Customers of the Altavista boutique Pretty Please on Broad Boutique may have noticed—assuming that they have made it out and about around town—that the shop is no longer in its former location on Broad Street. Never fear, though: the shop is not gone; rather it has moved. It has, if you will, gone off Broad… and onto Main.
To be precise, it is now at 1013A Main Street, in the same plaza with the Altavista Journal, near One Stop, and across the street from Domino’s and Vista Pawn. So if cabin fever has you down, or if you have shopping withdrawal and need to browse the charming and eclectic offerings of Pretty Please, you can find the shop right in the middle of Main Street. And to our male readers—as well as people who don’t live locally and women who are not clothes shopping fans—keep reading; this store offers something for everyone.
Proprietor Melinda Irby noted that the shop moved to its new location in mid-January, but during the shutdown (throughout which she has kept the doors open) sales have been down over 50%--and much of the business has been through her Live Sales online.
“I’ve been offering the Live Sales on Thursdays at 6:00 p.m. on my Facebook page.
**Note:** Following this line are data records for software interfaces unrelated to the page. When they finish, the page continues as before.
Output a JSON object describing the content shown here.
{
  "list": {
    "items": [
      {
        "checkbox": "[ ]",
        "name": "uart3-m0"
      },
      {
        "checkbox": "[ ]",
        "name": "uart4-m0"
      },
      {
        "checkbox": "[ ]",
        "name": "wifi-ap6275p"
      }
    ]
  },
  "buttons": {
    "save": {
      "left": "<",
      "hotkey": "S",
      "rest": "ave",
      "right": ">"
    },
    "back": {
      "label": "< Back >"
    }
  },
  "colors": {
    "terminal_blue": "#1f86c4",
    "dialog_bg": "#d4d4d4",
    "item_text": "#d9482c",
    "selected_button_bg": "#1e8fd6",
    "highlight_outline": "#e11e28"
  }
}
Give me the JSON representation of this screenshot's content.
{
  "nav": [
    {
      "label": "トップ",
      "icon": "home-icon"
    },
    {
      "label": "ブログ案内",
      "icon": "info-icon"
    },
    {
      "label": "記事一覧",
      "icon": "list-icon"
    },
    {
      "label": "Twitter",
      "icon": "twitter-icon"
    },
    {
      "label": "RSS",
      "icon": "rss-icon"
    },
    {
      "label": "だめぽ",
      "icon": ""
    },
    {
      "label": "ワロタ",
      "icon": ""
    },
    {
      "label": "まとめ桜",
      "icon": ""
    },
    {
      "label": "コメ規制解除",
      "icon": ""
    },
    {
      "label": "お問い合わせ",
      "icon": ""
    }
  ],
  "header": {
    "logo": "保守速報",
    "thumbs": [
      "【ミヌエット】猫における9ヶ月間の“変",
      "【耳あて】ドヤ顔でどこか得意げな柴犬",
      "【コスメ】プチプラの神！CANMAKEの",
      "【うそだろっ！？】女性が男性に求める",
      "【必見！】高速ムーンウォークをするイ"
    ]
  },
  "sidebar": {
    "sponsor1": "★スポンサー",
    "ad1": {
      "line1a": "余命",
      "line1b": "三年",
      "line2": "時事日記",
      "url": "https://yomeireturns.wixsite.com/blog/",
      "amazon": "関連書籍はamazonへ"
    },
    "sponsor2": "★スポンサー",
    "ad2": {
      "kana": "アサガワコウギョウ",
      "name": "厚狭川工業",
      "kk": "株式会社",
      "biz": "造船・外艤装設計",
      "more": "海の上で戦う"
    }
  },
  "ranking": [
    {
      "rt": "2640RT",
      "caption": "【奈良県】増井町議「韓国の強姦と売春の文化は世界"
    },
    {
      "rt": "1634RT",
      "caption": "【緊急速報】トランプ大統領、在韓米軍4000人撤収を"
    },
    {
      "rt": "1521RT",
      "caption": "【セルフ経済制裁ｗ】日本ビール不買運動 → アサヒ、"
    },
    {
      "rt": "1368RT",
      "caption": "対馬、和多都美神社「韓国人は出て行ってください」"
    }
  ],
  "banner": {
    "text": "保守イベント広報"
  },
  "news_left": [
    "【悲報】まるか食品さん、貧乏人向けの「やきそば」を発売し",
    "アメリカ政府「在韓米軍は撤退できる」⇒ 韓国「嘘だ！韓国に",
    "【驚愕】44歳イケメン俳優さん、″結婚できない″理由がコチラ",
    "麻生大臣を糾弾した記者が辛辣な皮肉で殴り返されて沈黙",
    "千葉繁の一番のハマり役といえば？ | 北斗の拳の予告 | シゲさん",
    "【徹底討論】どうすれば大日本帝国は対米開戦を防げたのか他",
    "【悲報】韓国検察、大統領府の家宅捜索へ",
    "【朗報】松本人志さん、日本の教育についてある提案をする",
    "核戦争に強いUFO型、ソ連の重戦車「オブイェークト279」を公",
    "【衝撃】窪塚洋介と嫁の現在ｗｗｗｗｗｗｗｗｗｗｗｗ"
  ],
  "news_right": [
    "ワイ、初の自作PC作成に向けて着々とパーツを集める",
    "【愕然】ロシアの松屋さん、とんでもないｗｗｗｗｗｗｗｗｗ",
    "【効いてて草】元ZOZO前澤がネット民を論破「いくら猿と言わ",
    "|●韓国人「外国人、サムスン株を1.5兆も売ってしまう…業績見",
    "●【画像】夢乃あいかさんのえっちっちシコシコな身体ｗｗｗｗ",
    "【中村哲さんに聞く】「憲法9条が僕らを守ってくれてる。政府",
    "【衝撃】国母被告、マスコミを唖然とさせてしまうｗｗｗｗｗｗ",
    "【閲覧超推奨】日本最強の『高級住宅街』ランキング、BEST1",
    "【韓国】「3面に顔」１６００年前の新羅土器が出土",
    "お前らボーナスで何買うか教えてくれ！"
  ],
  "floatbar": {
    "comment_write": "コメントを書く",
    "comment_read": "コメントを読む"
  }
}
They let people shop new products and clearance sales via virtual shopping. There’s no need for them to leave the house,” Irby remarked.
“I try to make it fun,” she added. One week she wore a unicorn costume for the online event, which she broadcasts live from her shop. Last week’s event featured a New Orleans style Mardi Gras mask, a good choice for the New Orleans native. “That’s what I think of when I hear the word mask… well, until coronavirus,” she explained.
Pretty Please offers free curbside pickup, and on orders of $20 or more, free delivery is available within a 10-mile radius. Shipping is offered at a flat rate of $5. Orders of $75 or more qualify for free shipping. Orders can be placed via internet on the store’s website—www.prettypleaseonbroad.com—on Facebook, or on Instagram.
For those coming to the brick and mortar location, if you are corona-conscious, mask and gloves are provided for free. And the store offers hand sanitizer and cloth masks for sale. “We’ve been keeping it to eight or fewer customers at a time inside the store because it’s a small space,” Irby reassured.
The new digs formerly housed a tanning salon, but Irby has put the different floorplan to good use. In addition to the main room, there is a dressing room, the “hot mess room” – Irby’s nickname for her monogramming and embroidery studio, and the “girly room,” which is a prettily decorated and well-lit room for displaying women’s clothing. It is also the recording site for the live sales events.
In addition to women’s fashion (clothing, accessories, and jewelry), the fashionista has expanded her health and beauty products, as well as her array of locally produced items. For instance, she now offers jellies and jams from Phillip Popeck’s Slow Moving Farms. “The more diverse and eclectic things I can offer, the more people it brings in,” she pointed out.
So men, are you still with me? Not only are there products you’ll enjoy such as the homemade goodies from Slow Moving Farms, but there are plenty of great gift ideas for your wife, significant other, mother, or daughter.
Another draw in favor of Pretty Please is the increased emphasis on products made in the USA. Irby reports that she has been putting a lot of time and effort into sourcing American-made merchandise to offer. She also specializes in offering products not available anywhere else in town.
Pretty Please offers monogramming and embroidery services, and Irby is thankful that local businesses and sports teams avail themselves of her services. She offers competitive prices and quality work.
She also supports local businesses. “I have weekly contests in which I pop another local business: I give away gift cards to places such as the Tuscan Italian Grill or Cupcakes from Sweet Spot Southern Bakery.” Irby spoke of the importance of shopping local and the businesses sticking together through these economically difficult times. On Friday, when the Phase One reopening began, she commented, “Even with the limited opening, I’m glad to see my neighbors back and open for business again.”
A fun fact about the fun-loving fashionista: she hasn’t always been a fashion guru. “I’m a computer geek, an IT person,” she admitted.
As the shop’s online description states, “Pretty Please on Broad Boutique is a high fashion boutique without the high fashion price tag.” Pretty Please has been an Altavista small business for nearly five years (five years as of July). And while it still has “on Broad” in its name, look for it on Main Street.
For more local news such as this, pick up a copy of this week's Altavista Journal in stores throughout Altavista, Hurt, southern Campbell and Northern Pittsylvania counties. Or subscribe to the Journal by calling 434.369.6688.